Commenting on the outer appearance of the new house, Lugue said he saw a familiar silhouette in its architecture. “Although it was never intentional, the house turned out to look like a gigantic Happy Meal Box except for the Golden arches on top, when it was finished.” Since then, Lugue said he always endearingly refers to that house as a “Happy Meal house.”
“I said to myself, ‘what a perfect receptacle for these fast food toys,'” he added.
As for why he collects toys, Lugue explained that each piece would represent a vivid story in his life.
“They are like mementos of very special meals I shared with people who are very important to me.” One such toy is the Hetty Spaghetti, which Lugue bought with his mother way back in the 80s. “My mother passed on a couple of years ago and seeing and touching this same Hetty toy transported me to the place and time where both my mom and I shared a special happy moment.”
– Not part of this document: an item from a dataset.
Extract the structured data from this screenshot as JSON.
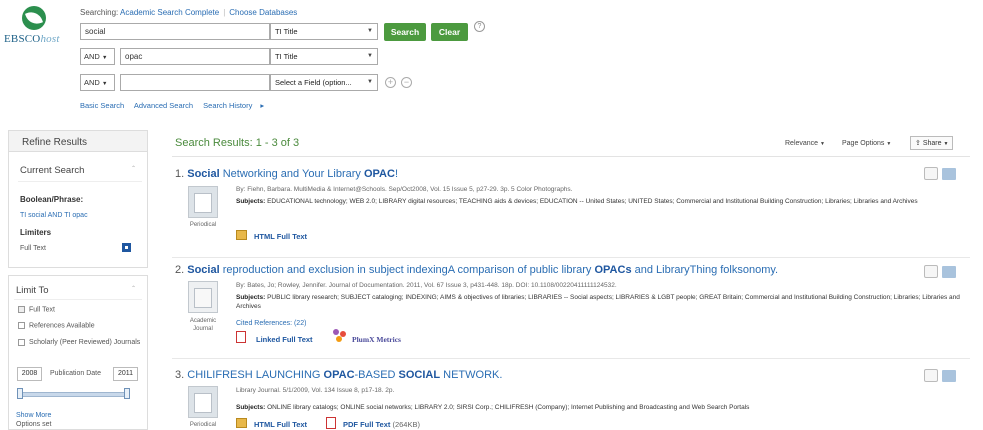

For Lugue, his collectibles are an “awesome tapestry” of his life, where each toy has a happy story to tell. And now, acquiring a toy from every visit to a fast-food restaurant has become “non-negotiable” for Lugue. “I have to buy a toy just so I may be able to encapsulate or immortalize that fun rendezvous in a fast food restaurant with friends and family,” he added.
Over the years, Lugue developed a methodical way to obtain toys that is not only easy on his wallet but also his diet. First, he would go with his family to Jollibee once a month to complete the set of toys that were on offer. This would be followed by a monthly visit to McDonald’s by Lugue and his friends, where they would collect toys to complete the set of Happy Meal Toys.
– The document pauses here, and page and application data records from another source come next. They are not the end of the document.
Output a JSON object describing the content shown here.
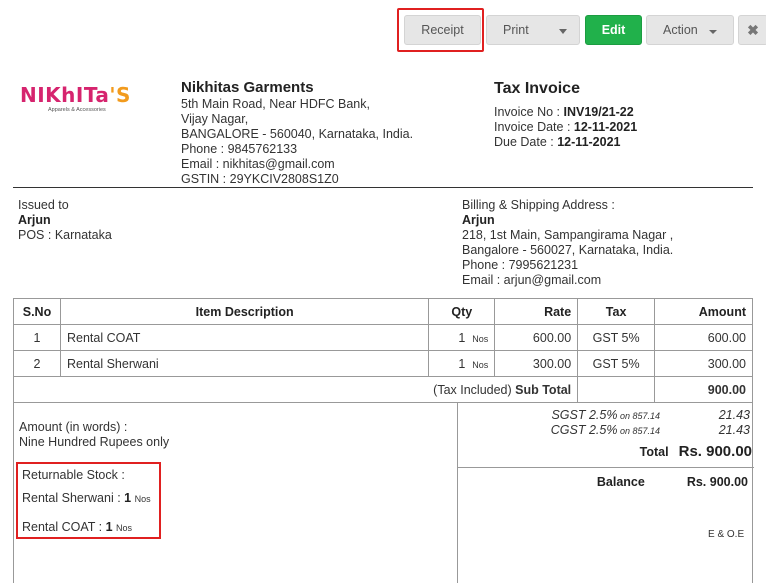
{
  "toolbar": {
    "receipt": "Receipt",
    "print": "Print",
    "edit": "Edit",
    "action": "Action",
    "close": "✖"
  },
  "logo": {
    "text_a": "NIKhITa",
    "text_b": "'S",
    "tagline": "Apparels & Accessories"
  },
  "company": {
    "name": "Nikhitas Garments",
    "line1": "5th Main Road, Near HDFC Bank,",
    "line2": "Vijay Nagar,",
    "line3": "BANGALORE - 560040, Karnataka, India.",
    "phone": "Phone : 9845762133",
    "email": "Email : nikhitas@gmail.com",
    "gstin": "GSTIN : 29YKCIV2808S1Z0"
  },
  "invoice": {
    "title": "Tax Invoice",
    "no_label": "Invoice No  : ",
    "no_value": "INV19/21-22",
    "date_label": "Invoice Date  : ",
    "date_value": "12-11-2021",
    "due_label": "Due Date  : ",
    "due_value": "12-11-2021"
  },
  "issued": {
    "label": "Issued to",
    "name": "Arjun",
    "pos": "POS : Karnataka"
  },
  "billing": {
    "label": "Billing & Shipping Address :",
    "name": "Arjun",
    "line1": "218, 1st Main, Sampangirama Nagar ,",
    "line2": "Bangalore - 560027, Karnataka, India.",
    "phone": "Phone : 7995621231",
    "email": "Email : arjun@gmail.com"
  },
  "table": {
    "headers": {
      "sno": "S.No",
      "desc": "Item Description",
      "qty": "Qty",
      "rate": "Rate",
      "tax": "Tax",
      "amount": "Amount"
    },
    "rows": [
      {
        "sno": "1",
        "desc": "Rental COAT",
        "qty": "1",
        "unit": "Nos",
        "rate": "600.00",
        "tax": "GST 5%",
        "amount": "600.00"
      },
      {
        "sno": "2",
        "desc": "Rental Sherwani",
        "qty": "1",
        "unit": "Nos",
        "rate": "300.00",
        "tax": "GST 5%",
        "amount": "300.00"
      }
    ],
    "subtotal_prefix": "(Tax Included) ",
    "subtotal_label": "Sub Total",
    "subtotal_value": "900.00"
  },
  "footer": {
    "words_label": "Amount (in words) :",
    "words_value": "Nine Hundred Rupees only",
    "stock_title": "Returnable Stock :",
    "stock_items": [
      {
        "name": "Rental Sherwani : ",
        "qty": "1",
        "unit": "Nos"
      },
      {
        "name": "Rental COAT : ",
        "qty": "1",
        "unit": "Nos"
      }
    ],
    "sgst_label": "SGST 2.5%",
    "sgst_on": " on 857.14",
    "sgst_value": "21.43",
    "cgst_label": "CGST 2.5%",
    "cgst_on": " on 857.14",
    "cgst_value": "21.43",
    "total_label": "Total",
    "total_value": "Rs. 900.00",
    "balance_label": "Balance",
    "balance_value": "Rs. 900.00",
    "eoe": "E & O.E"
  },
  "colors": {
    "edit_green": "#21b14b",
    "highlight_red": "#e02020",
    "logo_pink": "#d6246e",
    "logo_orange": "#f29b1d"
  }
}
“Basically, it’s just two visits to fast-food restaurants per month. With a little help from my friends and family, we get to enjoy a meal together which is in no way detrimental to our health and I get to keep all the toys from all the Happy Meals and Jolly Meals.”
When asked whether the COVID-19 pandemic affected the growth of his toy collection, Lugue said he wasn’t stopped from acquiring more pieces. In fact, his immense love for toys allowed him to work around a global pandemic to add to his stash.
He made the best out of the situation by ordering food deliveries to his office and getting his colleagues into buying meals with toys on offer. “I was able to convince my colleagues into buying Happy Meals in one of our dinners. In just one delivery, I was able to complete the set of Doraemon toys, which are currently being offered here in McDonald’s,” he said.
“It was a most unusual set-up but a happy one nonetheless.”